    • George
      Posted May 12, 2015 at 7:24 pm | Permalink

      I only heard this expression when I was still in the UK and my sister married a cockney many years ago – when it became all too well known under some circumstances!

  9. Jane
    Posted May 12, 2015 at 9:45 pm | Permalink

    Needed quite a bit of electronic help for this one – above my pay grade, I think!
    Even with the hints, I don’t ‘get’ 29a – can someone help out, please?

    Thanks to Dada, whose puzzles I never expect to conquer, and to BD for the voice of reason.

    • gazza
      Posted May 12, 2015 at 9:58 pm | Permalink

      In the middle (MID) of wESt are the letters E(ast) and S(outh).

      • andy
        Posted May 12, 2015 at 10:29 pm | Permalink

        If you could have seen the scrap of paper on my desk where I was working trying to parse this particular clue . Fermats theorem seemed a piece of cake

    • Expat Chris
      Posted May 12, 2015 at 9:58 pm | Permalink

      I will try.
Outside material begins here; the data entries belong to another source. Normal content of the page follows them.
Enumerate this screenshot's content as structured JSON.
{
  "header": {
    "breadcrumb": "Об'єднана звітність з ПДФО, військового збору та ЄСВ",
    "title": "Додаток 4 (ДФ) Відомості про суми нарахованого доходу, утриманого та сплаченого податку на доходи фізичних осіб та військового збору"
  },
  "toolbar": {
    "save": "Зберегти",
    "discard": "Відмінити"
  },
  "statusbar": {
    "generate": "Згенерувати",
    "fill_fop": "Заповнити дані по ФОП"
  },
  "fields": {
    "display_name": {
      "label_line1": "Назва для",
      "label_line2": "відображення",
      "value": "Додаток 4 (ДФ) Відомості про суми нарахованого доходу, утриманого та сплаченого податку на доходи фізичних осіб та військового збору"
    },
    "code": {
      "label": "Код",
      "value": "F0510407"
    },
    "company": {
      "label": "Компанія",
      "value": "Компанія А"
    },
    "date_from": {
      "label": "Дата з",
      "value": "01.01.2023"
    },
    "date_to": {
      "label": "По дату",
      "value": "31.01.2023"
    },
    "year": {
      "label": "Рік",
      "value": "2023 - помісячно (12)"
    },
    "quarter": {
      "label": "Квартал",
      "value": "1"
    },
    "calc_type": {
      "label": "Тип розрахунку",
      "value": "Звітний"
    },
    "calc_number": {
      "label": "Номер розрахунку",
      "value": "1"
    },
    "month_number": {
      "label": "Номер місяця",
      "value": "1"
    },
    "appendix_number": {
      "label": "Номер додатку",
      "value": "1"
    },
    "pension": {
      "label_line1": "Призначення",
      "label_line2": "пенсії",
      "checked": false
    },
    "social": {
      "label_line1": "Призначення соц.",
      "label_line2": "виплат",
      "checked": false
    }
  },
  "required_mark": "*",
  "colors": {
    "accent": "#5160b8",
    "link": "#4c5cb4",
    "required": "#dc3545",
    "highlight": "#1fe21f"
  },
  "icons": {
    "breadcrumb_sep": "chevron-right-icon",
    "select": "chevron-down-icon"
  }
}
Illinois is one of the US States that make up what is known as the American Midwest (US States including Illinois). Now, treat Midwest as a hyphenated word (mid-west). You will see that the 1-letter abbreviations for east and south make up the middle (mid) of the word ‘west.’ (location of east and south).

    • Jane
      Posted May 12, 2015 at 10:12 pm | Permalink

      Many thanks, Gazza & Chris. I think I was looking for something far too complex – even resorted to poring over maps of the US!
      Funny how the Midwest isn’t, if you see what I mean. Must investigate further.

      • Expat Chris
        Posted May 12, 2015 at 10:34 pm | Permalink

        It is confusing, because it’s really North Central in terms of location, and a couple of the 12 States designated as Midwest are actually in the Eastern time zone. This is one of those clues that I’m sure Rabbit Dave would not approve of being included in a British newspaper!

  10. Salty Dog
    Posted May 12, 2015 at 10:37 pm | Permalink

    The only one l didn’t get is 7d. Fair clue, l suppose, but l was seduced down a piscatorial blind alley so didn’t make the connection. I liked 22d. 3*/3* overall is about right. Ta to Dada and BD.

  11. Heno
    Posted May 12, 2015 at 11:58 pm | Permalink

    Thanks to Dada and to Big Dave for the review and hints. Really enjoyed this, but ran out of brain , needed 5 hints to finish, should’ve left it til the morning. Favourite was 29a. Was 3/3* for me.

  12. halcyon
    Posted May 13, 2015 at 12:24 am | Permalink

    I couldn’t see 7d either, but it’s pretty obvious once you know! Agree BD that the def is a bit feeble. On the other hand I loved 21a [yessss], 8d and 22d. A bit tougher [and a lot more fun] than usual from Dada – thanks to him and to BD for the explanations. Re 28a – that’s all I could come up with too.